The sprawling resorts that opened along the oceanfront in the 1870s began using the creek to dispose of raw sewage, initiating of a pattern of abuse that continued for the next century. As Coney Island developed and grew into the “World’s Playground,” the surrounding marshes were filled in with garbage and ash, polluting the creek and transforming it into a two-mile long industrial waterway that still drains Southern Brooklyn through numerous storm sewer systems. For several decades, the neglected and toxic creek survived misguided attempts to destroy it by filling it in rather than restoring it.
The Clean Water Act of 1972 and a new ecological awareness changed public perception and gave new life to Coney’s neglected waterway. The 100,000 residents who live in close proximity to Coney Island Creek are coming to realize that the creek can be an asset instead of a liability. It’s now a case for Environmental Justice. Today the creek has four parks along its shoreline and is once again being used for recreation, fishing, and boating. But much work remains to be done in restoring and protecting this dynamic ecosystem.
– Charles Denson
The Yellow Submarine on Coney Island Creek
The mysterious Childs Restaurant Building, with its nautical-themed terra cotta decorations, has fascinated Coney Island visitors for years. Charles Denson's film illustrates the structure's history and future. The Boardwalk landmark will reopen in summer 2016 as the Coney Island Amphitheater.

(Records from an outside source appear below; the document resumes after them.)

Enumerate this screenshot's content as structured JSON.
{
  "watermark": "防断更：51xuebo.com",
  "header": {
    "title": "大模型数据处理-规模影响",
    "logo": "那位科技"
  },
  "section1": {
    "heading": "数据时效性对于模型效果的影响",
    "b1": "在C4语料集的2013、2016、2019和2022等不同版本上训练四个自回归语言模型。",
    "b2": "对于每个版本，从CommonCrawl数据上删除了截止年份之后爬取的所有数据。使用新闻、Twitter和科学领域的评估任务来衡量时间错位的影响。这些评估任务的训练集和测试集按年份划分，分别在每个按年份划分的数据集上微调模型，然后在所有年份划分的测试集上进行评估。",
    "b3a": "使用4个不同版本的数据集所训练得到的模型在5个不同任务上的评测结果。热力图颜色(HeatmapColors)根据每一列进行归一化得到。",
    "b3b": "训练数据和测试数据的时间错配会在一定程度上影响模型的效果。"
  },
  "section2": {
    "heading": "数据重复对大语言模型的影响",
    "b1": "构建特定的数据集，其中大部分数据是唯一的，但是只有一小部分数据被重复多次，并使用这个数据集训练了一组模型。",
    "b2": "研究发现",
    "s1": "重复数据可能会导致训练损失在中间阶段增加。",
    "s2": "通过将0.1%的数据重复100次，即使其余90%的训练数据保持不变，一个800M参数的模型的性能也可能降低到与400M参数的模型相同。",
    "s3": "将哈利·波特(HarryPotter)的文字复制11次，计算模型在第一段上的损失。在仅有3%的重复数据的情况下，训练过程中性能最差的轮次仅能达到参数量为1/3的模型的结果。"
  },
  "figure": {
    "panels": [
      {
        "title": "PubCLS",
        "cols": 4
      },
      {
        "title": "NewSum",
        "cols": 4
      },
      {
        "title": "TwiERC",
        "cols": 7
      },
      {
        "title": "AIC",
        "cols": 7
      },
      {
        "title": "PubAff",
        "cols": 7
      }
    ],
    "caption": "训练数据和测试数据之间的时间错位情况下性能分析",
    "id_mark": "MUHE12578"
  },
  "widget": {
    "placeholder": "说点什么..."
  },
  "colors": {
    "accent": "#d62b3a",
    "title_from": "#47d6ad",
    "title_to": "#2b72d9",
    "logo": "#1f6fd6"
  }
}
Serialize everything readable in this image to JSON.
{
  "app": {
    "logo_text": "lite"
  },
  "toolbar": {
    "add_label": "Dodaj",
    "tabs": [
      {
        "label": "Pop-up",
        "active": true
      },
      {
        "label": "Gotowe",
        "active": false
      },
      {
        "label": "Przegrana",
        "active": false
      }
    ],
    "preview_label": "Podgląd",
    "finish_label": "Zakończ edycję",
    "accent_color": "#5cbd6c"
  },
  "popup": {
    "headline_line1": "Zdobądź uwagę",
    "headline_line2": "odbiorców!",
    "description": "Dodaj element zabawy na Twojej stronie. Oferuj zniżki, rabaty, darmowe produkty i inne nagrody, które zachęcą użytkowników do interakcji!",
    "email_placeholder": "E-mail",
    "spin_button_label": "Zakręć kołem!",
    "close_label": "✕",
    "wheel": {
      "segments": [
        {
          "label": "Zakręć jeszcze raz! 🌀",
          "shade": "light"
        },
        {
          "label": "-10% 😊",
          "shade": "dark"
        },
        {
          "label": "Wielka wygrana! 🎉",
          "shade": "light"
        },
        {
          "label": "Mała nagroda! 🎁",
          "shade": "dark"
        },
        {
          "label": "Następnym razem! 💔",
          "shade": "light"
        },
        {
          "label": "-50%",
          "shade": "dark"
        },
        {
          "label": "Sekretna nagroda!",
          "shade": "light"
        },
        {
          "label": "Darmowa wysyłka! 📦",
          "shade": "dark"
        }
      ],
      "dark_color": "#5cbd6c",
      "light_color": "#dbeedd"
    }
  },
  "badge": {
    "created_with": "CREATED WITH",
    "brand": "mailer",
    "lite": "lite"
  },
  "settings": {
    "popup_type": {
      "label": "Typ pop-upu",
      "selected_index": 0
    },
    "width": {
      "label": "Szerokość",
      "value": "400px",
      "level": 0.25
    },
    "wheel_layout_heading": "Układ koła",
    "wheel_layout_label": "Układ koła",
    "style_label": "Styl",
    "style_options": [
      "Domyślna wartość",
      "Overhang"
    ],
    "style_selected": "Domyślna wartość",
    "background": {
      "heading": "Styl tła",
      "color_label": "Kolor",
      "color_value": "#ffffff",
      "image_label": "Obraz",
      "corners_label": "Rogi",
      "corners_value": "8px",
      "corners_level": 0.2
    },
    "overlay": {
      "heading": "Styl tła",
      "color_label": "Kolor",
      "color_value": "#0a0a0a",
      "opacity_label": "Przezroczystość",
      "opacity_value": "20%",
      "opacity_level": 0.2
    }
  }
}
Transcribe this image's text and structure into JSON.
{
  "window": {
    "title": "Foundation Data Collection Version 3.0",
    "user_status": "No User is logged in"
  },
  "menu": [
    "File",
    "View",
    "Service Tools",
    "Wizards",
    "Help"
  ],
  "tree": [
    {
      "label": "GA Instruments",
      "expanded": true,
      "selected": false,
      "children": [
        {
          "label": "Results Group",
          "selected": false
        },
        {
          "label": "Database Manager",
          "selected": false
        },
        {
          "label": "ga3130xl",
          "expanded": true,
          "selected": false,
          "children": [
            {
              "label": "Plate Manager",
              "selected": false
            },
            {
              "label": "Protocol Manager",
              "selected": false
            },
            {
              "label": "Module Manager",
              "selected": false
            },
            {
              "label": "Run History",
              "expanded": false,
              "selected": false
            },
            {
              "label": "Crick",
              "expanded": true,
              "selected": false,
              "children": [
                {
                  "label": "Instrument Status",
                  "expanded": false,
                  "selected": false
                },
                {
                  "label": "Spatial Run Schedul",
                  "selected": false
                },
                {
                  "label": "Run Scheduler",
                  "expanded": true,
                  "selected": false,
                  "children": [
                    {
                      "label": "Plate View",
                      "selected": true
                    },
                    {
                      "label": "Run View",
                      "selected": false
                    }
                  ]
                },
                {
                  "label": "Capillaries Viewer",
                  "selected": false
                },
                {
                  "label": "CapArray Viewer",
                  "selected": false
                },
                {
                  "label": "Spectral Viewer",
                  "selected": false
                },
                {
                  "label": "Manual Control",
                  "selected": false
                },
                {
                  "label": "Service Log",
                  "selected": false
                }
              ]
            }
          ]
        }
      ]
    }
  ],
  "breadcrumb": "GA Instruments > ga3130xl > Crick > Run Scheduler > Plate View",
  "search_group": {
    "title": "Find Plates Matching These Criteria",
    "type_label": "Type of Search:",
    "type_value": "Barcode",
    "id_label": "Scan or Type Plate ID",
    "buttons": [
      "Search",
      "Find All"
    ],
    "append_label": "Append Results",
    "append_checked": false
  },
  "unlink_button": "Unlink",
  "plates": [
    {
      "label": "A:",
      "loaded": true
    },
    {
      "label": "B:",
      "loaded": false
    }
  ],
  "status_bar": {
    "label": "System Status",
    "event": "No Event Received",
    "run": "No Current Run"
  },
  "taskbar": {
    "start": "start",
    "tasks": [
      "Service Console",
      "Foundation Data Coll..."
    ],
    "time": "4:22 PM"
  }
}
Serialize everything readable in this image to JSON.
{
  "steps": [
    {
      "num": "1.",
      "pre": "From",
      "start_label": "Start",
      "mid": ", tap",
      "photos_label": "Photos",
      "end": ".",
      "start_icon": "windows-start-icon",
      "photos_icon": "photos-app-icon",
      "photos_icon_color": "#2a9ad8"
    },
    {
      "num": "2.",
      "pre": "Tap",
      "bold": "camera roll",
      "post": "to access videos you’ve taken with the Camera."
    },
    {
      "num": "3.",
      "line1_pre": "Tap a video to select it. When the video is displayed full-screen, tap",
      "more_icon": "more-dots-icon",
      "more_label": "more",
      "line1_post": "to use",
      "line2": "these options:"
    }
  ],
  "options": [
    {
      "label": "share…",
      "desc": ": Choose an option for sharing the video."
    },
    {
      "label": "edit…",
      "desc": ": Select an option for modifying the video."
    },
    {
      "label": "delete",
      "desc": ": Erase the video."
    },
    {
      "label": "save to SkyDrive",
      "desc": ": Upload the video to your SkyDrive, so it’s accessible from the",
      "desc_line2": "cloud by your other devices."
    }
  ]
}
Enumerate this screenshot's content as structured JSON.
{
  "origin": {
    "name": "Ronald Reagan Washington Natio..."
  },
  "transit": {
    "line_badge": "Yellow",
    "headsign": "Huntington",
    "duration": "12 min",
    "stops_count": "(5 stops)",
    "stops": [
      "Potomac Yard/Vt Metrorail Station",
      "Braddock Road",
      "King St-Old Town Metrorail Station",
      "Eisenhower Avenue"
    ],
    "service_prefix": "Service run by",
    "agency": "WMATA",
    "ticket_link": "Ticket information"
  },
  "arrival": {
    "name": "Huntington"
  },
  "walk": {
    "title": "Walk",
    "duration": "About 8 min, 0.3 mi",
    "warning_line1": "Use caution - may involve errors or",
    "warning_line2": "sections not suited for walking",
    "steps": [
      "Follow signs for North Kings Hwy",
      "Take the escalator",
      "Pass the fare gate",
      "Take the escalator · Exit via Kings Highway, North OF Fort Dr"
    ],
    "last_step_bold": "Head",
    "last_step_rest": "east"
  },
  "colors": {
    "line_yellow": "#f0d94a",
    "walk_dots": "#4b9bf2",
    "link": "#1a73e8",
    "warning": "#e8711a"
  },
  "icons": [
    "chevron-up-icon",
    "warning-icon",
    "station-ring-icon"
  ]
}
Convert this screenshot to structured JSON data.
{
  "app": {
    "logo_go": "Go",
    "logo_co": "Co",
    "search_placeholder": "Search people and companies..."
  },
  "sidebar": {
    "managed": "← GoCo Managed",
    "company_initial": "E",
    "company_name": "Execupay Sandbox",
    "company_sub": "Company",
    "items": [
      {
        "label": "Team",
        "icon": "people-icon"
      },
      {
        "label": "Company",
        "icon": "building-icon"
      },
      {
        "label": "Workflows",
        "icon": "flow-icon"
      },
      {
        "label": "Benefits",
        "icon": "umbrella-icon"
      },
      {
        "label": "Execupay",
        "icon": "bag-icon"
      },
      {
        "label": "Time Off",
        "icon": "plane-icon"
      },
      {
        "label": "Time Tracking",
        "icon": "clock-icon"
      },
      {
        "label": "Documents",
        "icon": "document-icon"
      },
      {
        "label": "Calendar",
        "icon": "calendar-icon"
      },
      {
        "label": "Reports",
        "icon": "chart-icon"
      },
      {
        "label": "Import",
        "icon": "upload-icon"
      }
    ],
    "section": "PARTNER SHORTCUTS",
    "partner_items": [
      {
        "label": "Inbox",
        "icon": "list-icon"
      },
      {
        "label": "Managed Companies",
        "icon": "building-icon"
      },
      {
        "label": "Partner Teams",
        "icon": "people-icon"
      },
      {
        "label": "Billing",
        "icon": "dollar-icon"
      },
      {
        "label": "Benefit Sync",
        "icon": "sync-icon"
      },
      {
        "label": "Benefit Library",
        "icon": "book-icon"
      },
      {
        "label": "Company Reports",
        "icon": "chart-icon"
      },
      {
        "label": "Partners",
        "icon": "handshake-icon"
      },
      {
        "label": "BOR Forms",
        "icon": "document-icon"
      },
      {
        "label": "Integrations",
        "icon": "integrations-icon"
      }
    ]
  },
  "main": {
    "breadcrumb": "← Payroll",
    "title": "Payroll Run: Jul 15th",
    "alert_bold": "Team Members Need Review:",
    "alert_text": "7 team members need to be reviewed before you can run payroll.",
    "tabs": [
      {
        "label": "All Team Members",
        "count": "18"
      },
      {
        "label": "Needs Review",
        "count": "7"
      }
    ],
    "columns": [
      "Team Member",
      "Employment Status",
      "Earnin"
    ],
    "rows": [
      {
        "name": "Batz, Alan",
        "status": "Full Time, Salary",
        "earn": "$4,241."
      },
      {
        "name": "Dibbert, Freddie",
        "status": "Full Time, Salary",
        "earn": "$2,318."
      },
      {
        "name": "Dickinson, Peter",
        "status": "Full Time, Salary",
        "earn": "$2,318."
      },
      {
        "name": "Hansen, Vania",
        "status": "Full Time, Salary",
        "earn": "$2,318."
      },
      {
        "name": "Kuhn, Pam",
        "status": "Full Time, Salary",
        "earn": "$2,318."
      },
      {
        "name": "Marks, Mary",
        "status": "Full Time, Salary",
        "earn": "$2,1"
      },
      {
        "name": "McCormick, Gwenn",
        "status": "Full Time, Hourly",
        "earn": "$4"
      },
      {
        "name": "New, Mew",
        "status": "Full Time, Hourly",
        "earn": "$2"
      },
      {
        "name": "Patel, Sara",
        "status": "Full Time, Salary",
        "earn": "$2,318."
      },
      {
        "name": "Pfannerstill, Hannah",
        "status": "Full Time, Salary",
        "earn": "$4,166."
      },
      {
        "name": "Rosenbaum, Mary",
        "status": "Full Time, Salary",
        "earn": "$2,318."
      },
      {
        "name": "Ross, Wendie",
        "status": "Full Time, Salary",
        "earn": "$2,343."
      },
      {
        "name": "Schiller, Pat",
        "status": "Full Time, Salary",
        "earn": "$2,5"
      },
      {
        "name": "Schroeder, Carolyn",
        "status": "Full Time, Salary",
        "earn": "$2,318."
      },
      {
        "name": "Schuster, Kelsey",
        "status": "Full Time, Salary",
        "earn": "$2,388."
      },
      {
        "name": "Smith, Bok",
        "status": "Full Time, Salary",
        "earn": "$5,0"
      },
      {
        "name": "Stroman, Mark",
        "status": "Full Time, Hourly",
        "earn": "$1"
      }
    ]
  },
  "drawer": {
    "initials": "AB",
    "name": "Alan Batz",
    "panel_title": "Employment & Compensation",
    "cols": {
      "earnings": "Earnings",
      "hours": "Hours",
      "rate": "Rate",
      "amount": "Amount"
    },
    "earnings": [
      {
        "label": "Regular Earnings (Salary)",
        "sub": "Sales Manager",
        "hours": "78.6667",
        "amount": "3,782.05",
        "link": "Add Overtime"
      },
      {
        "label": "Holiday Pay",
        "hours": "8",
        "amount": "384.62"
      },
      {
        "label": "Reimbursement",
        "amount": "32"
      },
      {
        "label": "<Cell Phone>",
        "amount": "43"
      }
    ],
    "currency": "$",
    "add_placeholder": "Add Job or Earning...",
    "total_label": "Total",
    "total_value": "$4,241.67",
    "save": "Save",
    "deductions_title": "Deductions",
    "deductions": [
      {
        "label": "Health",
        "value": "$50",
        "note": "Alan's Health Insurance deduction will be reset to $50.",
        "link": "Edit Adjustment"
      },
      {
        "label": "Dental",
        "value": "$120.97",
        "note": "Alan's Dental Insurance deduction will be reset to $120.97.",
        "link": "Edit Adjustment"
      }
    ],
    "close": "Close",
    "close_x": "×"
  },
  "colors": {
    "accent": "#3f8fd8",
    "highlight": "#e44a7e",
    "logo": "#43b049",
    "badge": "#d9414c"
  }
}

The Spook-A-Rama Cyclops has proven to be the most popular piece in the Coney Island: Visions of an American Dreamland show at the Brooklyn Museum. Endless photographs and comments about "Cy" have been posted online by art-lovers and Coney-lovers who've visited the show. When we loaned the Cyclops we hoped that people would realize that it was part of an operating amusement at Deno's Wonder Wheel Park. It's the only object in the Coney Island show that is actually from a currently operating amusement, although the signage at the show fails to mention that fact. Spook-A-Rama was completely rebuilt and restored after being seriously damaged by Hurricane Sandy and opens for the season on March 20.
The Cyclops is an extremely fragile work of art that had to be carefully and skillfully packed for the four-city tour of the Coney Island show. The best art packers did an excellent job. It took nearly an entire day for the Artex craftsmen to build the massive crate for its road trip. After the Brooklyn Museum show closes on March 13th, the Cyclops travels to San Antonio, Texas where the tour ends in September. We look forward to our Cyclops centerpiece returning to the Coney Island History Project and Wonder Wheel Park in 2017!
The Cyclops in front of Charles Denson's 1970s Spook-A-Rama photograph at the Brooklyn Museum.